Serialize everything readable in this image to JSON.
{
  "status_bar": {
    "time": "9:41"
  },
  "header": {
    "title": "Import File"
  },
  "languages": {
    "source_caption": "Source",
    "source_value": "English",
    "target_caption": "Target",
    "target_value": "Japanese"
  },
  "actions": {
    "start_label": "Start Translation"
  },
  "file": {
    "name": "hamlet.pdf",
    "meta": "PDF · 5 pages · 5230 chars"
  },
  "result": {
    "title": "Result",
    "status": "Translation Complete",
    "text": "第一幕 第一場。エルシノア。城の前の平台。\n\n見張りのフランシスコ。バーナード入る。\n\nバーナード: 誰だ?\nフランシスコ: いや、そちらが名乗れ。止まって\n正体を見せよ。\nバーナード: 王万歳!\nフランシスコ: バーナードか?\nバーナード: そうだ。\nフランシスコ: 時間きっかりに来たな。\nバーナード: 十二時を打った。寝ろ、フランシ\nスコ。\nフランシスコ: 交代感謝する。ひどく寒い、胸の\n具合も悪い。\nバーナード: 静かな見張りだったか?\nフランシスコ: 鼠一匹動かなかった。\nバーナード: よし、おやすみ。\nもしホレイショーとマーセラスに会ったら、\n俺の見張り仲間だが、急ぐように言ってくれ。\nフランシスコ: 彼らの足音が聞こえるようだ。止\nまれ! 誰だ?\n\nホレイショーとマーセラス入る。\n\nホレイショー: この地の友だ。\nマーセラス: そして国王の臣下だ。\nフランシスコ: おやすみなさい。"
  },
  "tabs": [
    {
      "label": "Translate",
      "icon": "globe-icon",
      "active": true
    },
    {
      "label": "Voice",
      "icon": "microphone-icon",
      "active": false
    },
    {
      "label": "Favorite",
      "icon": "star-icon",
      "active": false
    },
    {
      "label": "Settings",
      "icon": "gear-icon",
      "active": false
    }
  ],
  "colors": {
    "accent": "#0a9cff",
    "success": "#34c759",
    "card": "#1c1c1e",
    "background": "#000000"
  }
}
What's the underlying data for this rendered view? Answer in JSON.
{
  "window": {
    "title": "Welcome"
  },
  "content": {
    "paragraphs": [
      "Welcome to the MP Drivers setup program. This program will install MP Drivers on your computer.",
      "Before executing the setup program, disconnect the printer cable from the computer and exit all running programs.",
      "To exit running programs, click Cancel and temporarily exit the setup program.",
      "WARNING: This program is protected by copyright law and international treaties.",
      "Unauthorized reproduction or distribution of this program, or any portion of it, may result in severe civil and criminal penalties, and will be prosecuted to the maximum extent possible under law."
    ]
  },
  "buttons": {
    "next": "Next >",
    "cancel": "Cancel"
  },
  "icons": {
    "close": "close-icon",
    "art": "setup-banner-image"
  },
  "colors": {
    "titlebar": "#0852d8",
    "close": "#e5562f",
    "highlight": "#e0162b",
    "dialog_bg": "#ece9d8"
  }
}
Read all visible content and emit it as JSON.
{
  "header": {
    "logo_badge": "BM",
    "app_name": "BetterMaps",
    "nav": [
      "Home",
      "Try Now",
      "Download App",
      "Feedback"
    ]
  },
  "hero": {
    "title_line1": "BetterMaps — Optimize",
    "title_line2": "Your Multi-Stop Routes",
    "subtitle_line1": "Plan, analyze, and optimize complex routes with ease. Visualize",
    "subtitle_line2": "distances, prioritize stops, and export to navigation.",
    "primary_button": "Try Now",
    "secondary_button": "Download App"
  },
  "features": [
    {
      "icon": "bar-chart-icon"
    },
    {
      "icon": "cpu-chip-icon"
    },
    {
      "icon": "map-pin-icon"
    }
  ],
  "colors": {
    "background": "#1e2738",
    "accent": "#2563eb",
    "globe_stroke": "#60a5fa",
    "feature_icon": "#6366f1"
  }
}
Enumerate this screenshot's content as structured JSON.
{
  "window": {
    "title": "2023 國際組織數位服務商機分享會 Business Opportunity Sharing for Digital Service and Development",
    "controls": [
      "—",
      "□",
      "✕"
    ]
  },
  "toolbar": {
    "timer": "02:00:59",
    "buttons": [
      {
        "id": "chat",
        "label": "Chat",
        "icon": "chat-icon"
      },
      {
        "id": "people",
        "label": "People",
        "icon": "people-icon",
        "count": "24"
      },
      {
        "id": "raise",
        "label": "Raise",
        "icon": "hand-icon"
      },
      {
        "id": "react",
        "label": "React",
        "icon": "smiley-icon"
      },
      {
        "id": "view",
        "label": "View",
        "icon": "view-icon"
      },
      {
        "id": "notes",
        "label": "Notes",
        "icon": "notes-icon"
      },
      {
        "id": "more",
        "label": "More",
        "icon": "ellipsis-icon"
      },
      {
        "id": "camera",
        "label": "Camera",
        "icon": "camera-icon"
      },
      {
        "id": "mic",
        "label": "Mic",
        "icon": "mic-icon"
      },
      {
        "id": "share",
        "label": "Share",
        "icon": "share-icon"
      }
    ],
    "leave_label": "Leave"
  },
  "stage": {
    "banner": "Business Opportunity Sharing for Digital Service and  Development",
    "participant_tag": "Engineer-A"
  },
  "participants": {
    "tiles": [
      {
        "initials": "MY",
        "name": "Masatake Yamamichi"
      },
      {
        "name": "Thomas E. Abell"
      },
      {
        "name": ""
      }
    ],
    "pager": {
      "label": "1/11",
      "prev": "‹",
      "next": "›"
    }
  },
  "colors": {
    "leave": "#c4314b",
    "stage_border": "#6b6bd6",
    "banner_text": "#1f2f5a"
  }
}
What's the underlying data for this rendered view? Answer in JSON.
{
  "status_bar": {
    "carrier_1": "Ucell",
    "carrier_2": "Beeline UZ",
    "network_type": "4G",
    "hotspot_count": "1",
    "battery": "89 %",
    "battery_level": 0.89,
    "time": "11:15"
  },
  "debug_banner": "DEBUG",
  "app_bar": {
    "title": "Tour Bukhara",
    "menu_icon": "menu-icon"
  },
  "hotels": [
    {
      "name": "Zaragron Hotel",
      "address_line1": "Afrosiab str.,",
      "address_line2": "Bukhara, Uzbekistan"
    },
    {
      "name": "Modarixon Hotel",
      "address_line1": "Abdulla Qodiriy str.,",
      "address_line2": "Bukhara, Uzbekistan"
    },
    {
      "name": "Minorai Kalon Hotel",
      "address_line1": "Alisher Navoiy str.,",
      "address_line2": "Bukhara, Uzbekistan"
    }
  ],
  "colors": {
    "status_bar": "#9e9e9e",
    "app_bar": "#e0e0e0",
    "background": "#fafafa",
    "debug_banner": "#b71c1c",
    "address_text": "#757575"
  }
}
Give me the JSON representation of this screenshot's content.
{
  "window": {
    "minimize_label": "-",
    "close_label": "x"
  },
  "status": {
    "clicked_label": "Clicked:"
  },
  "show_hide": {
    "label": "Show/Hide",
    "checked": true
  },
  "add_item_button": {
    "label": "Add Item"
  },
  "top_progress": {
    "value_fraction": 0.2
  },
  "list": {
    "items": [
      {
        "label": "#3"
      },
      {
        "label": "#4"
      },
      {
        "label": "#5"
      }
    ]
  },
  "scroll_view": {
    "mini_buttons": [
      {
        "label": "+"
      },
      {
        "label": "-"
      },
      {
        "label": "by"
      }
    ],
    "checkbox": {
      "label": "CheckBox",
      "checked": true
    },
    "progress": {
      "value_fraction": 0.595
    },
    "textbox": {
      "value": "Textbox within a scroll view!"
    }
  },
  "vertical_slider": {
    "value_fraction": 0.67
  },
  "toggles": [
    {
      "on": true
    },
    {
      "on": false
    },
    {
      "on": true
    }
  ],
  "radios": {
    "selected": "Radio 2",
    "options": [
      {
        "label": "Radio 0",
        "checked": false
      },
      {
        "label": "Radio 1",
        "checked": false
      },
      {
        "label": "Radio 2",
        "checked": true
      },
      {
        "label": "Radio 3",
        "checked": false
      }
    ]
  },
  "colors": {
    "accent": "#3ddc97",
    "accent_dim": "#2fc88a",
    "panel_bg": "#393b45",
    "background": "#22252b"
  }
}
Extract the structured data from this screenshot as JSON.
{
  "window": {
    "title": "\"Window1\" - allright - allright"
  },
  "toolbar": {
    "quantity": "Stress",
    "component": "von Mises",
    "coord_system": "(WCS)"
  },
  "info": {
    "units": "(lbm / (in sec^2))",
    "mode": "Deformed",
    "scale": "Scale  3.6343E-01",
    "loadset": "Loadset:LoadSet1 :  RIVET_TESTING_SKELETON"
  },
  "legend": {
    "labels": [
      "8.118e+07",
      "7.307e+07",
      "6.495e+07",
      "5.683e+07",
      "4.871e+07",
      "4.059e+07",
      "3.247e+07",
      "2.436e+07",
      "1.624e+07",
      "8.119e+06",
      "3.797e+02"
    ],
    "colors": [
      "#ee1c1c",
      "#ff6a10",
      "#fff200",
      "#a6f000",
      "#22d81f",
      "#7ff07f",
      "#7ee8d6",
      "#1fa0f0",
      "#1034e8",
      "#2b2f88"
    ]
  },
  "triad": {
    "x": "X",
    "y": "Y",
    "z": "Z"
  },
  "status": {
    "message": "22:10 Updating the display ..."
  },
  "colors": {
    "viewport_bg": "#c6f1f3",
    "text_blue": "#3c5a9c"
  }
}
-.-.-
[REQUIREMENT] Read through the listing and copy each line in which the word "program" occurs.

[RESPONSE]
      "Welcome to the MP Drivers setup program. This program will install MP Drivers on your computer.",
      "Before executing the setup program, disconnect the printer cable from the computer and exit all running programs.",
      "To exit running programs, click Cancel and temporarily exit the setup program.",
      "WARNING: This program is protected by copyright law and international treaties.",
      "Unauthorized reproduction or distribution of this program, or any portion of it, may result in severe civil and criminal penalties, and will be prosecuted to the maximum extent possible under law."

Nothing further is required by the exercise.